My 16-year-old son volunteers with an organization that feeds the homeless and fills kits with personal-hygiene supplies for them. It’s a worthwhile project, and I tell him so—but he doesn’t like it when our conversation on the way to his minimum-wage job turns to why these homeless folks aren’t also working. Perhaps, I suggest, because someone is feeding, clothing and, in effect, bathing them? […]
Given the massive wealth created in the U.S. economy over the past 30-plus years, it’s understandable that the mantra of the guilty generation is sustainability and recycling. But obsessing over carbon footprints and LEED certifications and free-range strawberries and charging for plastic bags will not help the world nearly as much as good old-fashioned economic growth. Gen-G will wise up to the reality that the way to improve lives is to get to work. If Woodstockers figured this out, so will they—as soon as they get over their guilt.
I was going to insert a direct link to the Wall Street Journal article, but, of course, you have to pay to get their news online. I didn’t want to pay, so I’m relying on the veracity of the article’s interpretation by ThinkProgress. I chose to enter this discourse because I’d like to share some thoughts on why God created a world in which so many people are poor.

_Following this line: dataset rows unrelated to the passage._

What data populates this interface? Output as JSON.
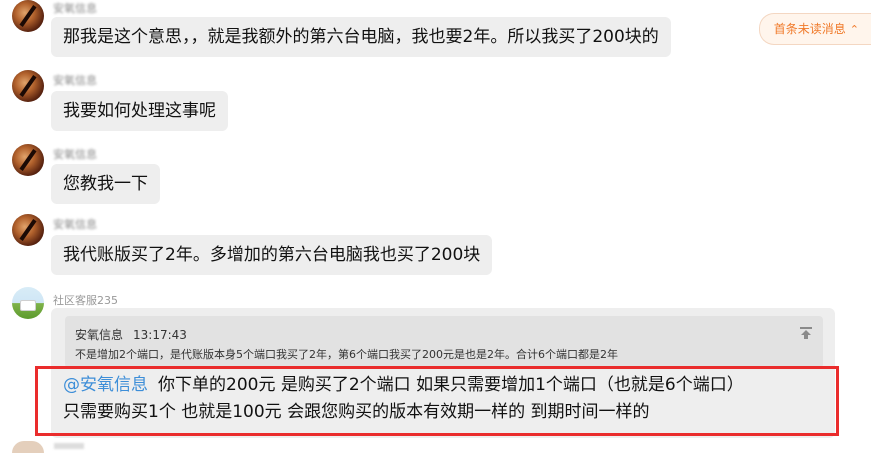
{
  "unread_badge": {
    "label": "首条未读消息",
    "chevron": "⌃"
  },
  "messages": [
    {
      "sender": "安氧信息",
      "text": "那我是这个意思，，就是我额外的第六台电脑，我也要2年。所以我买了200块的"
    },
    {
      "sender": "安氧信息",
      "text": "我要如何处理这事呢"
    },
    {
      "sender": "安氧信息",
      "text": "您教我一下"
    },
    {
      "sender": "安氧信息",
      "text": "我代账版买了2年。多增加的第六台电脑我也买了200块"
    }
  ],
  "reply": {
    "sender": "社区客服235",
    "quote": {
      "name": "安氧信息",
      "time": "13:17:43",
      "text": "不是增加2个端口，是代账版本身5个端口我买了2年，第6个端口我买了200元是也是2年。合计6个端口都是2年"
    },
    "mention": "@安氧信息",
    "line1": "你下单的200元  是购买了2个端口  如果只需要增加1个端口（也就是6个端口）",
    "line2": "只需要购买1个  也就是100元  会跟您购买的版本有效期一样的  到期时间一样的"
  },
  "colors": {
    "bubble": "#eeeeee",
    "mention": "#3d8ed8",
    "highlight": "#ea2c2c",
    "unread_badge": "#f07a2a"
  }
}
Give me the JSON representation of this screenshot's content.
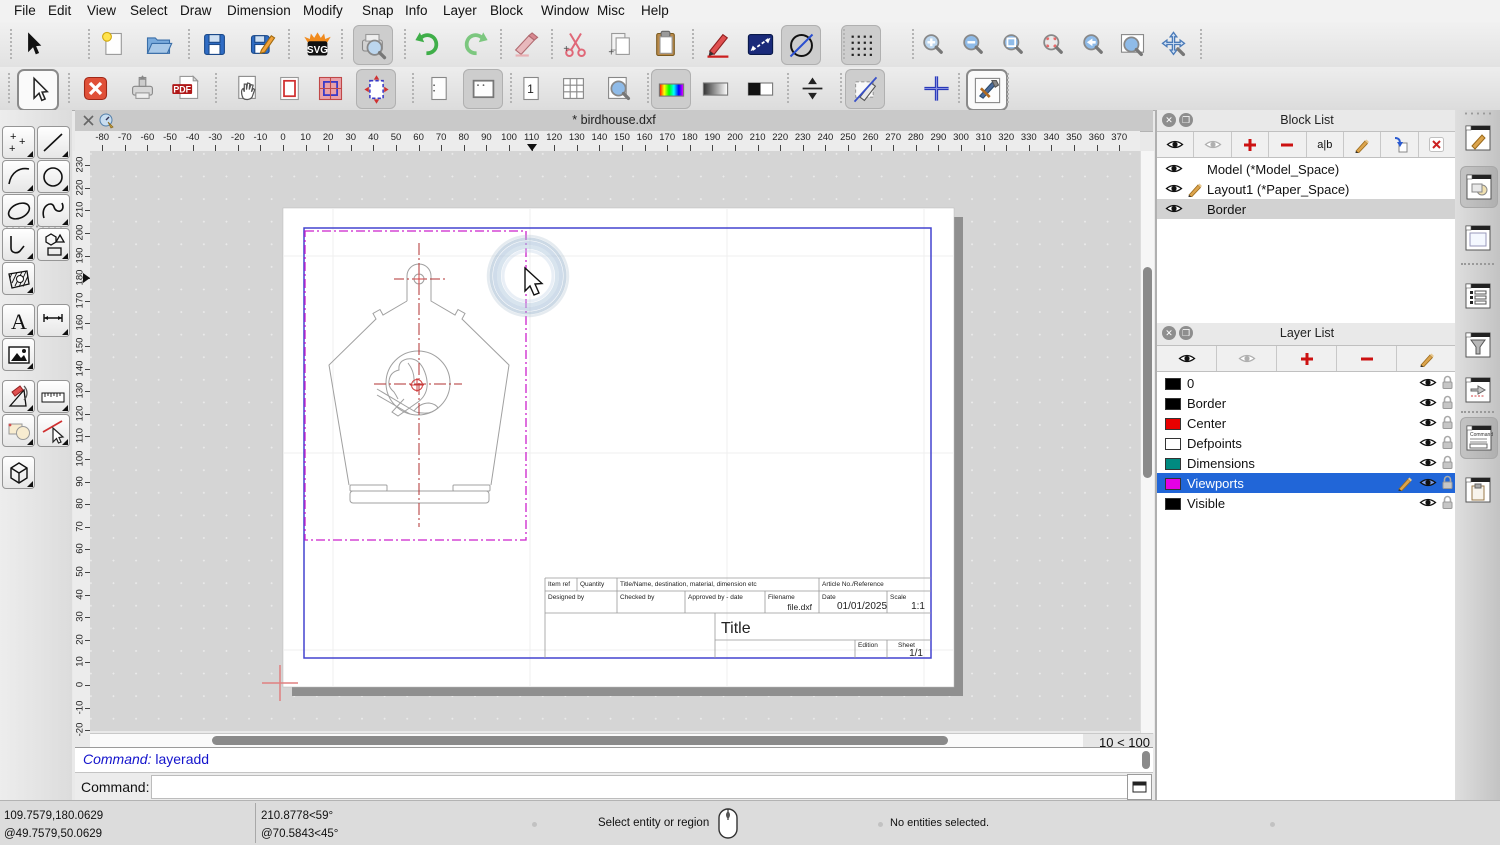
{
  "window": {
    "title": "* birdhouse.dxf"
  },
  "menu": {
    "items": [
      "File",
      "Edit",
      "View",
      "Select",
      "Draw",
      "Dimension",
      "Modify",
      "Snap",
      "Info",
      "Layer",
      "Block",
      "Window",
      "Misc",
      "Help"
    ]
  },
  "toolbar1": {
    "items": [
      "select-pointer",
      "new-document",
      "open-file",
      "save",
      "save-as",
      "export-svg",
      "print-preview",
      "undo",
      "redo",
      "erase",
      "cut",
      "copy",
      "paste",
      "pen-red",
      "distance",
      "circle-slash",
      "grid-dots",
      "zoom-in",
      "zoom-out",
      "zoom-auto",
      "zoom-select",
      "zoom-previous",
      "zoom-window",
      "zoom-pan"
    ]
  },
  "toolbar2": {
    "items": [
      "select-pointer-2",
      "close-red",
      "print-upload",
      "export-pdf",
      "hand-page",
      "page-red-border",
      "viewport-grid",
      "viewport-dashed",
      "page-plain",
      "page-active",
      "page-one",
      "grid-nine",
      "zoom-page",
      "color-bar",
      "gray-gradient",
      "blackwhite",
      "compress",
      "draft-mode",
      "crosshair-plus",
      "tools"
    ]
  },
  "left_toolbar": {
    "items": [
      "points",
      "line",
      "arc",
      "circle",
      "ellipse",
      "spline",
      "polyline",
      "polygon",
      "hatch",
      "text",
      "dimension",
      "image",
      "measure",
      "ruler",
      "block",
      "modify-delete",
      "box3d"
    ]
  },
  "hruler": {
    "start": -80,
    "end": 370,
    "step": 10,
    "marker": 110
  },
  "vruler": {
    "start": -20,
    "end": 230,
    "step": 10,
    "marker": 180
  },
  "canvas": {
    "zoom_range": "10 < 100"
  },
  "title_block": {
    "item_ref": "Item ref",
    "quantity": "Quantity",
    "title_name": "Title/Name, destination, material, dimension etc",
    "article": "Article No./Reference",
    "designed_by": "Designed by",
    "checked_by": "Checked by",
    "approved_by": "Approved by - date",
    "filename_label": "Filename",
    "filename": "file.dxf",
    "date_label": "Date",
    "date": "01/01/2025",
    "scale_label": "Scale",
    "scale": "1:1",
    "title": "Title",
    "edition_label": "Edition",
    "sheet_label": "Sheet",
    "sheet": "1/1"
  },
  "block_list": {
    "title": "Block List",
    "toolbar": [
      "show-all",
      "hide-all",
      "add-block",
      "remove-block",
      "rename-block",
      "edit-block",
      "insert-block",
      "delete-block"
    ],
    "items": [
      {
        "name": "Model (*Model_Space)",
        "editing": false,
        "selected": false
      },
      {
        "name": "Layout1 (*Paper_Space)",
        "editing": true,
        "selected": false
      },
      {
        "name": "Border",
        "editing": false,
        "selected": true
      }
    ]
  },
  "layer_list": {
    "title": "Layer List",
    "toolbar": [
      "show-all",
      "hide-all",
      "add-layer",
      "remove-layer",
      "edit-layer"
    ],
    "layers": [
      {
        "name": "0",
        "color": "#000000",
        "selected": false,
        "editing": false
      },
      {
        "name": "Border",
        "color": "#000000",
        "selected": false,
        "editing": false
      },
      {
        "name": "Center",
        "color": "#e80000",
        "selected": false,
        "editing": false
      },
      {
        "name": "Defpoints",
        "color": "#ffffff",
        "selected": false,
        "editing": false
      },
      {
        "name": "Dimensions",
        "color": "#008a80",
        "selected": false,
        "editing": false
      },
      {
        "name": "Viewports",
        "color": "#e500e5",
        "selected": true,
        "editing": true
      },
      {
        "name": "Visible",
        "color": "#000000",
        "selected": false,
        "editing": false
      }
    ],
    "selection_color": "#2166d8"
  },
  "command": {
    "history_label": "Command:",
    "history_value": "layeradd",
    "prompt_label": "Command:"
  },
  "status": {
    "coord_abs": "109.7579,180.0629",
    "coord_rel": "@49.7579,50.0629",
    "polar_abs": "210.8778<59°",
    "polar_rel": "@70.5843<45°",
    "hint": "Select entity or region",
    "selection": "No entities selected."
  }
}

First, my response to Mr. Kessler’s article. I said in my April 12 post “In my opinion, it is nothing less than cruel–nothing less than cruel--to provide supportive services to those who are poor without also attempting to deal with the social systems that put and keep them in poverty.” So in one sense, Kessler and I agree that helping the poor helps to keep the poor in place, but I never said that helping them was what causes them to be poor, or that we shouldn’t help them at all. What I said was that we need to do much, much more than simply provide individual handouts and free food.
Kessler implies that creating jobs will send people to work, and voila!–no more poor people. Left unsaid is the understanding that those who create the jobs will also make lots more money. I think it is horribly naive, incredibly stupid or something worse to think that creating more jobs will make the poor go away. That’s the only solution the job makers can seem to come up with, I guess because creating jobs is what they do.
There’s nothing wrong with creating jobs. Yes, we need plenty more living wage jobs for a healthy economy. But some people simply cannot work. What are we to do with them, Mr. Kessler? Ignore them? What are we to do with the those with mentally incapacities, mental illnesses, and those who are physically unable to work? Blame them for not getting hired? Let them die on the streets?
Creating jobs is one way to help some poor people. But if you really think that’s the only way to help poor people, then it is likely that you will also think that once the jobs are created it’s okay to blame those who don’t get jobs for not working, and wash your hands of them. How many times do we have to wreck our country with trickle down economics, giving free rides to the rich so that they can get richer and richer off the backs of the poor, before we get it? Every time we’ve tried that, the poverty rates have gone up, not down. And the rich keep getting richer.
Those of us who believe in God must wrestle to understand why our world has so many people who need help in order to survive. These are the poor that Jesus said we we will always have with us. Some of them are poor because the strong have made this a difficult place for the weak to survive. But some are poor because they don’t have the necessary physical or mental capacity to survive on their own. Maybe God uses poor people to offer opportunities for the rest of the world to become wiser and more loving. Maybe how we treat “the least” really is a measure of who we are as a society to God.
Aren’t we wiser people because we’ve had to struggle with how to cure so many different kinds of illnesses? Isn’t the love in our hearts stirred up when we reach out to help people who experience great trauma and heartbreak? Aren’t we a better, more caring people because we created a system to help people who have physical handicaps? Wouldn’t we all be better off if we could figure out how to cure mental illnesses, or at least better accommodate people with mental illnesses? How wise and loving would we become if we could together reach out in all kinds of ways to help children born into broken and poor families? Wouldn’t we feel good about ourselves, as a society, if we could pull together enough wisdom and pour out enough love to eliminate the continued impoverishment of those who are born poor?
We would be a better people, and we would feel better about ourselves as a people, if we simply helped people who need our help in as many ways as we can help them, even if that means we don’t get to keep so much for ourselves. Aren’t the real heroes and sheroes in our world those who’ve been willing to sacrifice some of their own privilege, comfort, peace, and even their own lives, so that others might survive? Isn’t that what Jesus’ example teaches us?
Maybe that’s what God had in mind. Maybe God has given us poor people so that we might all become better people. Or not.